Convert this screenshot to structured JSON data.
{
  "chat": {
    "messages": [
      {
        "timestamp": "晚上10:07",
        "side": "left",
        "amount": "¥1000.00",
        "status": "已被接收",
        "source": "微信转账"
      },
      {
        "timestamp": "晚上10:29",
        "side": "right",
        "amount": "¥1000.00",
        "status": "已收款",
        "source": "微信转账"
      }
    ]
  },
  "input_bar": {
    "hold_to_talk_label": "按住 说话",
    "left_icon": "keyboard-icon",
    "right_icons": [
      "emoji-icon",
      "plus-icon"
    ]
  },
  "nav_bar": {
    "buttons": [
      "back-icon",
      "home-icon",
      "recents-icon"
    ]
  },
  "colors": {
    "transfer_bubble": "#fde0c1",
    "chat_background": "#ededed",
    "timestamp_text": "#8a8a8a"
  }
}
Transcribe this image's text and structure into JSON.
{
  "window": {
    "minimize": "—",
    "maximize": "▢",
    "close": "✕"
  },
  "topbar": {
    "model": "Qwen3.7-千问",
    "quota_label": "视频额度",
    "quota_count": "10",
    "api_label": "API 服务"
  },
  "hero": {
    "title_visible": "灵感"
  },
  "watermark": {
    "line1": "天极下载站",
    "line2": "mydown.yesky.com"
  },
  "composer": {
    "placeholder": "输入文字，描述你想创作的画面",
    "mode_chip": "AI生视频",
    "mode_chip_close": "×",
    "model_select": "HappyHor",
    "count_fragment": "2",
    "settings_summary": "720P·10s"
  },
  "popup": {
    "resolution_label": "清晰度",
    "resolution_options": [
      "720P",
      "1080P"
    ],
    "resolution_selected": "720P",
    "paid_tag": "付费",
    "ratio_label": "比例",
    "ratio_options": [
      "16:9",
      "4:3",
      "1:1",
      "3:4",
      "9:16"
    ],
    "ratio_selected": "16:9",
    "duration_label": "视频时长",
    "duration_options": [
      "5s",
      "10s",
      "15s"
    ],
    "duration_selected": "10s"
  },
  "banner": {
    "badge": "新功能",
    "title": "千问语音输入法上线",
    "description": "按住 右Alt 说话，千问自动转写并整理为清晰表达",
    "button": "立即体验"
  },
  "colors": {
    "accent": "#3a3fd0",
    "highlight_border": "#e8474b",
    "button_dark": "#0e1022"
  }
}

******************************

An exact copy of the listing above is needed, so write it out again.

Convert this screenshot to structured JSON data.
{
  "chat": {
    "messages": [
      {
        "timestamp": "晚上10:07",
        "side": "left",
        "amount": "¥1000.00",
        "status": "已被接收",
        "source": "微信转账"
      },
      {
        "timestamp": "晚上10:29",
        "side": "right",
        "amount": "¥1000.00",
        "status": "已收款",
        "source": "微信转账"
      }
    ]
  },
  "input_bar": {
    "hold_to_talk_label": "按住 说话",
    "left_icon": "keyboard-icon",
    "right_icons": [
      "emoji-icon",
      "plus-icon"
    ]
  },
  "nav_bar": {
    "buttons": [
      "back-icon",
      "home-icon",
      "recents-icon"
    ]
  },
  "colors": {
    "transfer_bubble": "#fde0c1",
    "chat_background": "#ededed",
    "timestamp_text": "#8a8a8a"
  }
}
Transcribe this image's text and structure into JSON.
{
  "window": {
    "minimize": "—",
    "maximize": "▢",
    "close": "✕"
  },
  "topbar": {
    "model": "Qwen3.7-千问",
    "quota_label": "视频额度",
    "quota_count": "10",
    "api_label": "API 服务"
  },
  "hero": {
    "title_visible": "灵感"
  },
  "watermark": {
    "line1": "天极下载站",
    "line2": "mydown.yesky.com"
  },
  "composer": {
    "placeholder": "输入文字，描述你想创作的画面",
    "mode_chip": "AI生视频",
    "mode_chip_close": "×",
    "model_select": "HappyHor",
    "count_fragment": "2",
    "settings_summary": "720P·10s"
  },
  "popup": {
    "resolution_label": "清晰度",
    "resolution_options": [
      "720P",
      "1080P"
    ],
    "resolution_selected": "720P",
    "paid_tag": "付费",
    "ratio_label": "比例",
    "ratio_options": [
      "16:9",
      "4:3",
      "1:1",
      "3:4",
      "9:16"
    ],
    "ratio_selected": "16:9",
    "duration_label": "视频时长",
    "duration_options": [
      "5s",
      "10s",
      "15s"
    ],
    "duration_selected": "10s"
  },
  "banner": {
    "badge": "新功能",
    "title": "千问语音输入法上线",
    "description": "按住 右Alt 说话，千问自动转写并整理为清晰表达",
    "button": "立即体验"
  },
  "colors": {
    "accent": "#3a3fd0",
    "highlight_border": "#e8474b",
    "button_dark": "#0e1022"
  }
}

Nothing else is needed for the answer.